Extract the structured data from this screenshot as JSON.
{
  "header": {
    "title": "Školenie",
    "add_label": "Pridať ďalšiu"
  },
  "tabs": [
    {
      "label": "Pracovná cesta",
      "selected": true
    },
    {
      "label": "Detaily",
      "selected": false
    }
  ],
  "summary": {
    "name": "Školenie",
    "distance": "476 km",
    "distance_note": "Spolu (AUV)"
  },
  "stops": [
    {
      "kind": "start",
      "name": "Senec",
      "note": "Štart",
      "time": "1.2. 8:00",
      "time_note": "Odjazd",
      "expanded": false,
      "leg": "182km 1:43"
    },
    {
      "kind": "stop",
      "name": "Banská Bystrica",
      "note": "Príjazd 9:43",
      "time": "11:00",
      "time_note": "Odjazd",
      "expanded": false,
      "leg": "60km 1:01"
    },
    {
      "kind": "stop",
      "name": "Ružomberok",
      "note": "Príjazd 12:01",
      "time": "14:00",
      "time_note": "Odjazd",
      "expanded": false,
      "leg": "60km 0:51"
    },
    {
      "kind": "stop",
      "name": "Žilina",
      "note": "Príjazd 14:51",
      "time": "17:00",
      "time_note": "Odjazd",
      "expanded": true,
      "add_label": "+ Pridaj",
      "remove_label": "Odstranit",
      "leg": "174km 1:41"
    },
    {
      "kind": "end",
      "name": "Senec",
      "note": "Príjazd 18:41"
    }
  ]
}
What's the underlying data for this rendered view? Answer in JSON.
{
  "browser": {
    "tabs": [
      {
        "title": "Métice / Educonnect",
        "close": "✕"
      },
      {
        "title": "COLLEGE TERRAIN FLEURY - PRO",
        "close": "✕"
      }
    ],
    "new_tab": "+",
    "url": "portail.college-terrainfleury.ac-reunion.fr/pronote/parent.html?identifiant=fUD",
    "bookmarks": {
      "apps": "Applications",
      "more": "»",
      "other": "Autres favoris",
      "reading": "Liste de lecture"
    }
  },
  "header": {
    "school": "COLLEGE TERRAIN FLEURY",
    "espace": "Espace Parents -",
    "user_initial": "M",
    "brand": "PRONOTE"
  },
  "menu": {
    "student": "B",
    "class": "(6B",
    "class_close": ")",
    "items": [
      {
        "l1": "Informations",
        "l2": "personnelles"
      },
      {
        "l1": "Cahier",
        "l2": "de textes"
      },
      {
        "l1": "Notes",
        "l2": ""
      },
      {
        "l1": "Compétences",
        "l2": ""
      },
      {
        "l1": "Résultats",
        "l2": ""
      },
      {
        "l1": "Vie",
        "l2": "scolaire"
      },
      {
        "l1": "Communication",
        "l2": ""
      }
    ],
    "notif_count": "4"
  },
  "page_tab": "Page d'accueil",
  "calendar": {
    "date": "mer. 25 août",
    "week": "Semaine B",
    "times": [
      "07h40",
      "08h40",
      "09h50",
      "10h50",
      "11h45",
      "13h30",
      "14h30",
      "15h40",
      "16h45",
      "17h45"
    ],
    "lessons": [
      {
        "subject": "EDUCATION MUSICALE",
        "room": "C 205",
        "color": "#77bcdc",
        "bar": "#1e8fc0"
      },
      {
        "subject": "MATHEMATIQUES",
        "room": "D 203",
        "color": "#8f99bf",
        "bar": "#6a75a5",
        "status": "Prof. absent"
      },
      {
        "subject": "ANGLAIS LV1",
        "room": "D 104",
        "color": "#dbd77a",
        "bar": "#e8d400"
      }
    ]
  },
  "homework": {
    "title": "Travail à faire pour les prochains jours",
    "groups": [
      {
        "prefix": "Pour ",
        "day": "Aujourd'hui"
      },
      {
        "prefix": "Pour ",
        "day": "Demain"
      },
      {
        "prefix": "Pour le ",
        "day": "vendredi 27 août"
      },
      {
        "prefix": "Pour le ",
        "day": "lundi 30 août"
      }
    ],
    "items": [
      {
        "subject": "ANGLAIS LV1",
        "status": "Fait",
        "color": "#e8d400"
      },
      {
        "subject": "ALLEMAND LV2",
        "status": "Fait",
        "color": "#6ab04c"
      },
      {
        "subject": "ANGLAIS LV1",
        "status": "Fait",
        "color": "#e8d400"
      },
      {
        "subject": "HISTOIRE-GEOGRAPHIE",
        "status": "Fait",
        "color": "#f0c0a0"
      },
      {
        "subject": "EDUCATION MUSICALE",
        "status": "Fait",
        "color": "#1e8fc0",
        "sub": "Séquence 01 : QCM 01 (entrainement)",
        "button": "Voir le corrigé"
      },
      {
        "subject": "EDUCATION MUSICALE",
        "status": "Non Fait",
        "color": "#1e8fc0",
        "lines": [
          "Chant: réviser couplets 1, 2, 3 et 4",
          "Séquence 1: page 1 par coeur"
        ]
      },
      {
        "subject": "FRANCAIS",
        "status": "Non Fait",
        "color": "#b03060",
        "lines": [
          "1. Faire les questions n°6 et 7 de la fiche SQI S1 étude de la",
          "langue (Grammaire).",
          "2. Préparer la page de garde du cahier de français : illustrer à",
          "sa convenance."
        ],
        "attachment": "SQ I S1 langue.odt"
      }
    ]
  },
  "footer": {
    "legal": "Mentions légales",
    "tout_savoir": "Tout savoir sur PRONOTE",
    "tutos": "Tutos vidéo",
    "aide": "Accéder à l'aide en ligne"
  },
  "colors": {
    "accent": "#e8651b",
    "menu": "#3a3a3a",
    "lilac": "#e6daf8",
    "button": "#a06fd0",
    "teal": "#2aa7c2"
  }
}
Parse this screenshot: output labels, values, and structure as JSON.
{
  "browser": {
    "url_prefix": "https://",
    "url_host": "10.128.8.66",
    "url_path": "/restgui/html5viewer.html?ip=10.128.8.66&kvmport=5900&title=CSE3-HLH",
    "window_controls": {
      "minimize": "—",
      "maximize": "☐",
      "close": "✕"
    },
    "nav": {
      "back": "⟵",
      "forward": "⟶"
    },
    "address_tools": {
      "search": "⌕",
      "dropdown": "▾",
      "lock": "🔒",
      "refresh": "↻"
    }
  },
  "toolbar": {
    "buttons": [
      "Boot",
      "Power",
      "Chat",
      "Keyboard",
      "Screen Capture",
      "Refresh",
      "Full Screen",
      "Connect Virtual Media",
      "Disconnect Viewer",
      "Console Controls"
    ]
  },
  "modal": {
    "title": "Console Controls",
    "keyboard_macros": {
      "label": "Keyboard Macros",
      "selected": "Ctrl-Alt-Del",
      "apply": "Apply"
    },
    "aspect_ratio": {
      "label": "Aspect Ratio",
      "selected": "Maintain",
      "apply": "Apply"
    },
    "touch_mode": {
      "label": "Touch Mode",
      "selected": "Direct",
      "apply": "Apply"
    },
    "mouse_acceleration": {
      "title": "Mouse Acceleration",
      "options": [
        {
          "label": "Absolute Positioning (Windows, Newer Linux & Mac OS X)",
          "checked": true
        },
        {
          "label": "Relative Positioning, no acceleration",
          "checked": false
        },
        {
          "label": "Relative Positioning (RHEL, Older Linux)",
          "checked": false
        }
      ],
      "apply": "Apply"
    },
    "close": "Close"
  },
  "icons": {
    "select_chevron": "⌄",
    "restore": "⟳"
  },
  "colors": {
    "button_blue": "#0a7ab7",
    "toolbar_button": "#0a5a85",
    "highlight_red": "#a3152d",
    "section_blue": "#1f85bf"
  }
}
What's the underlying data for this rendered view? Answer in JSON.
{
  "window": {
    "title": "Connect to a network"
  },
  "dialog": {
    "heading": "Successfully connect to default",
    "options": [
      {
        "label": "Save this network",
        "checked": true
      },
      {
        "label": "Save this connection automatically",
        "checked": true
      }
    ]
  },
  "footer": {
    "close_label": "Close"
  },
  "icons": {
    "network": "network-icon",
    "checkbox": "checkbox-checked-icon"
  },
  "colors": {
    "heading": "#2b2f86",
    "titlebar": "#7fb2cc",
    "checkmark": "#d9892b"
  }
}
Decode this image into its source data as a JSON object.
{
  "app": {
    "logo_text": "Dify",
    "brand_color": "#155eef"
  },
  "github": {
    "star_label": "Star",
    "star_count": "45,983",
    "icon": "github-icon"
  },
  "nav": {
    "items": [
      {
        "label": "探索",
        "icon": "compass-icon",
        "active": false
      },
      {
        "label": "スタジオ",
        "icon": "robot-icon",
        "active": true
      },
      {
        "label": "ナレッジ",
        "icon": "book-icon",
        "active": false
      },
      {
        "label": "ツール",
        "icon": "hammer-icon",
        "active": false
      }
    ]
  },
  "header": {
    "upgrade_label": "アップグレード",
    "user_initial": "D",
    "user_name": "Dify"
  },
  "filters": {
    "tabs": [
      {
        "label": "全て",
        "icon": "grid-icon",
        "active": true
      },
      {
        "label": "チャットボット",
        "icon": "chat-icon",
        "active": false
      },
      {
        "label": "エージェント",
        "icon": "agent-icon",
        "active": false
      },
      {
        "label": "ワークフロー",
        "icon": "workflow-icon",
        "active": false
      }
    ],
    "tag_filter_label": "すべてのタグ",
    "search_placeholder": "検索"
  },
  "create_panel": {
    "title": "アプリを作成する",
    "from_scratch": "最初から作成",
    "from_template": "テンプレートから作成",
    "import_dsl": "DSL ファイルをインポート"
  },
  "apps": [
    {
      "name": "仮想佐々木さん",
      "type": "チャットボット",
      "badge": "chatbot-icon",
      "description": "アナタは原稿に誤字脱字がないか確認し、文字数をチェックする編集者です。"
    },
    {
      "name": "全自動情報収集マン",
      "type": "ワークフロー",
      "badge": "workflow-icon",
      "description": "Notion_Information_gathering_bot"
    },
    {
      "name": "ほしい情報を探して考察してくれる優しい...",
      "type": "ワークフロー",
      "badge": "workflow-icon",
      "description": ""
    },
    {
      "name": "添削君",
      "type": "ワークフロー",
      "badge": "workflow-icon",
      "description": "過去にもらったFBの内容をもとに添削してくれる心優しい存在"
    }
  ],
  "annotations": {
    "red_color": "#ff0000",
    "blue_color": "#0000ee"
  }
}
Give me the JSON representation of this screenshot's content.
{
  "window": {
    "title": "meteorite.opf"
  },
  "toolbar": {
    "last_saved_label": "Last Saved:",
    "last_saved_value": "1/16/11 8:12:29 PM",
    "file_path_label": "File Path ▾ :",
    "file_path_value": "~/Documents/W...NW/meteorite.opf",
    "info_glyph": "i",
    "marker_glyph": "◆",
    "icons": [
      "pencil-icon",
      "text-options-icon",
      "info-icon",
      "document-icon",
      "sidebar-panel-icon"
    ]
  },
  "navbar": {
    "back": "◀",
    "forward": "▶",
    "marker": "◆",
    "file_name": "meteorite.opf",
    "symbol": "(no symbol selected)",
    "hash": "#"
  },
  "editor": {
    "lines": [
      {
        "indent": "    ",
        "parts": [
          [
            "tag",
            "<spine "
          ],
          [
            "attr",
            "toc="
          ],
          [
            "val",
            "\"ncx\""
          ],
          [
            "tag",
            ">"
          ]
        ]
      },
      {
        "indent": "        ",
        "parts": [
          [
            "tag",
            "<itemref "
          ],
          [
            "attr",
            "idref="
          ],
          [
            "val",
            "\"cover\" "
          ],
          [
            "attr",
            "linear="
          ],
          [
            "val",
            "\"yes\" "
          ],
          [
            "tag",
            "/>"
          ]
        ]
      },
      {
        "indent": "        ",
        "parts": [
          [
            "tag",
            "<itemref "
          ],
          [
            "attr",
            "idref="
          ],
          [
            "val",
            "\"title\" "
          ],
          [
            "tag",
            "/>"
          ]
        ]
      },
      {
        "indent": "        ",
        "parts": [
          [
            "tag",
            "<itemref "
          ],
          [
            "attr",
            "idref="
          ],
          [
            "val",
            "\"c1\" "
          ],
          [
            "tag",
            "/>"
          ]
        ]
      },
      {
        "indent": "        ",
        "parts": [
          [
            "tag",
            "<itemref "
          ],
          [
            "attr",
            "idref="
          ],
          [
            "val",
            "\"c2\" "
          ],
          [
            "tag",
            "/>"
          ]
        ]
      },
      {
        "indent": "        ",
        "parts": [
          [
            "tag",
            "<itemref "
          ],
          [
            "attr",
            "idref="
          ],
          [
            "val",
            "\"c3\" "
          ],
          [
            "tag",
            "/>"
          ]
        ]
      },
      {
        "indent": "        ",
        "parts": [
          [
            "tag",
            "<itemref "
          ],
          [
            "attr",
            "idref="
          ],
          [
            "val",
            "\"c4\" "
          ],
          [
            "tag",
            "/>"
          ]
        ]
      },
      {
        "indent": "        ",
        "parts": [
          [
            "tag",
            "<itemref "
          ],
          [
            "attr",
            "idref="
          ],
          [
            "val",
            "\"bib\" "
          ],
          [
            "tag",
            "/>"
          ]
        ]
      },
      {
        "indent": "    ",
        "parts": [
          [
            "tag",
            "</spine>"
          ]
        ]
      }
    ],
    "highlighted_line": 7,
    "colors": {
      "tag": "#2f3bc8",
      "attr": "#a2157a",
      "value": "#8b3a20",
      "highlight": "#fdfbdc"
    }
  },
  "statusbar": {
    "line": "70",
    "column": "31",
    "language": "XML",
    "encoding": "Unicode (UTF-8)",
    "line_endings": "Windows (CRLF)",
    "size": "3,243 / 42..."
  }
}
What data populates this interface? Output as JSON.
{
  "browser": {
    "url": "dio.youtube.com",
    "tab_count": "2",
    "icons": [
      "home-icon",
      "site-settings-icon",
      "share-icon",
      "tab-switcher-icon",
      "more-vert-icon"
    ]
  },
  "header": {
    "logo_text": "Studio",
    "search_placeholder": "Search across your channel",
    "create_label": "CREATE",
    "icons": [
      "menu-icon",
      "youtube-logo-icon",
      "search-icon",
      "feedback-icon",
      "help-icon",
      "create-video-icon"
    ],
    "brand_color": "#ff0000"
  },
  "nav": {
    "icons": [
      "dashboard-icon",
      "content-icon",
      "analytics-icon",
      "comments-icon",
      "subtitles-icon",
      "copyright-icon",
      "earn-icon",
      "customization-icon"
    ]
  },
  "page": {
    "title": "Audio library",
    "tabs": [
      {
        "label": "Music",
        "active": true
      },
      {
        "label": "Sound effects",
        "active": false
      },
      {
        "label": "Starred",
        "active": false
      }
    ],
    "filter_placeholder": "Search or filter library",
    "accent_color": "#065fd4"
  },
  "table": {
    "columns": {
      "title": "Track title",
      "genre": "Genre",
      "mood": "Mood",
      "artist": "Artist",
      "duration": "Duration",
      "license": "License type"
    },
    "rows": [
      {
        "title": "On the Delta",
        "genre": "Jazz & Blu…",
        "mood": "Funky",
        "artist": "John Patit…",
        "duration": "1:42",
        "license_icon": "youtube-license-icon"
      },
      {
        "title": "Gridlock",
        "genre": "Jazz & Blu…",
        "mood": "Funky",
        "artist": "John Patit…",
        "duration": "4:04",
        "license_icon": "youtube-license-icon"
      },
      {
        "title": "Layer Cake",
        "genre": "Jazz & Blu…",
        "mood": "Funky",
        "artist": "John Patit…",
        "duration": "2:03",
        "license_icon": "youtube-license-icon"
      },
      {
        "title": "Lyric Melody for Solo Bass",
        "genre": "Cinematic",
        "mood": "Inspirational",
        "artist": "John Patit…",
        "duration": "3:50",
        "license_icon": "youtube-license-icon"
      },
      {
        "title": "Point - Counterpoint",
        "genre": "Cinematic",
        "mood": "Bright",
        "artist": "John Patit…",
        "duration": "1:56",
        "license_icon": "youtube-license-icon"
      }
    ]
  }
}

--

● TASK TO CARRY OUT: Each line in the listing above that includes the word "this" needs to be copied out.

● ANSWER BELOW:
Extract the structured data from this screenshot as JSON.
What's the underlying data for this rendered view? Answer in JSON.
Parse this screenshot: output labels, values, and structure as JSON.
What's the underlying data for this rendered view? Answer in JSON.
        "label": "Save this network",
        "label": "Save this connection automatically",
Decode this image into its source data as a JSON object.
Give me the JSON representation of this screenshot's content.
What data populates this interface? Output as JSON.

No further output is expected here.